◆ Data extracts:
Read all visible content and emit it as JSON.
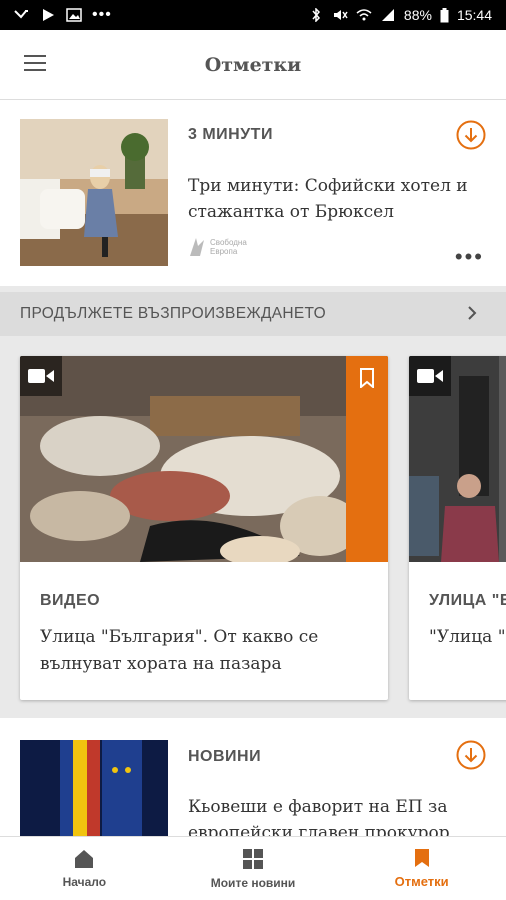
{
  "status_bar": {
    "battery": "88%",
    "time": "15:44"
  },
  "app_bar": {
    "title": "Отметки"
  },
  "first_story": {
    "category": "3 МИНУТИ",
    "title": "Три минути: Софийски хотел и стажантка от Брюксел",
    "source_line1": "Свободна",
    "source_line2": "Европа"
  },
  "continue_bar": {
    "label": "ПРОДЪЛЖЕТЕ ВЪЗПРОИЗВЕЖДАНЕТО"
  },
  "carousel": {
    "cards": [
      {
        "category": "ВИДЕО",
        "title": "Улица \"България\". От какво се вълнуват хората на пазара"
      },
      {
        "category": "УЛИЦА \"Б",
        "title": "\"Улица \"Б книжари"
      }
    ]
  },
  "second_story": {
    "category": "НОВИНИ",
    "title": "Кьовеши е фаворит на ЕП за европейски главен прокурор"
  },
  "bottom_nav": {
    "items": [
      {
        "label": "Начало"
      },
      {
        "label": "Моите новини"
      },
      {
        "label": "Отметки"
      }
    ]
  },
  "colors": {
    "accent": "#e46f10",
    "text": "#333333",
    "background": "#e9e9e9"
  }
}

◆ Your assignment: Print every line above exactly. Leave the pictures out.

◆ Your solution:
Read all visible content and emit it as JSON.
{
  "status_bar": {
    "battery": "88%",
    "time": "15:44"
  },
  "app_bar": {
    "title": "Отметки"
  },
  "first_story": {
    "category": "3 МИНУТИ",
    "title": "Три минути: Софийски хотел и стажантка от Брюксел",
    "source_line1": "Свободна",
    "source_line2": "Европа"
  },
  "continue_bar": {
    "label": "ПРОДЪЛЖЕТЕ ВЪЗПРОИЗВЕЖДАНЕТО"
  },
  "carousel": {
    "cards": [
      {
        "category": "ВИДЕО",
        "title": "Улица \"България\". От какво се вълнуват хората на пазара"
      },
      {
        "category": "УЛИЦА \"Б",
        "title": "\"Улица \"Б книжари"
      }
    ]
  },
  "second_story": {
    "category": "НОВИНИ",
    "title": "Кьовеши е фаворит на ЕП за европейски главен прокурор"
  },
  "bottom_nav": {
    "items": [
      {
        "label": "Начало"
      },
      {
        "label": "Моите новини"
      },
      {
        "label": "Отметки"
      }
    ]
  },
  "colors": {
    "accent": "#e46f10",
    "text": "#333333",
    "background": "#e9e9e9"
  }
}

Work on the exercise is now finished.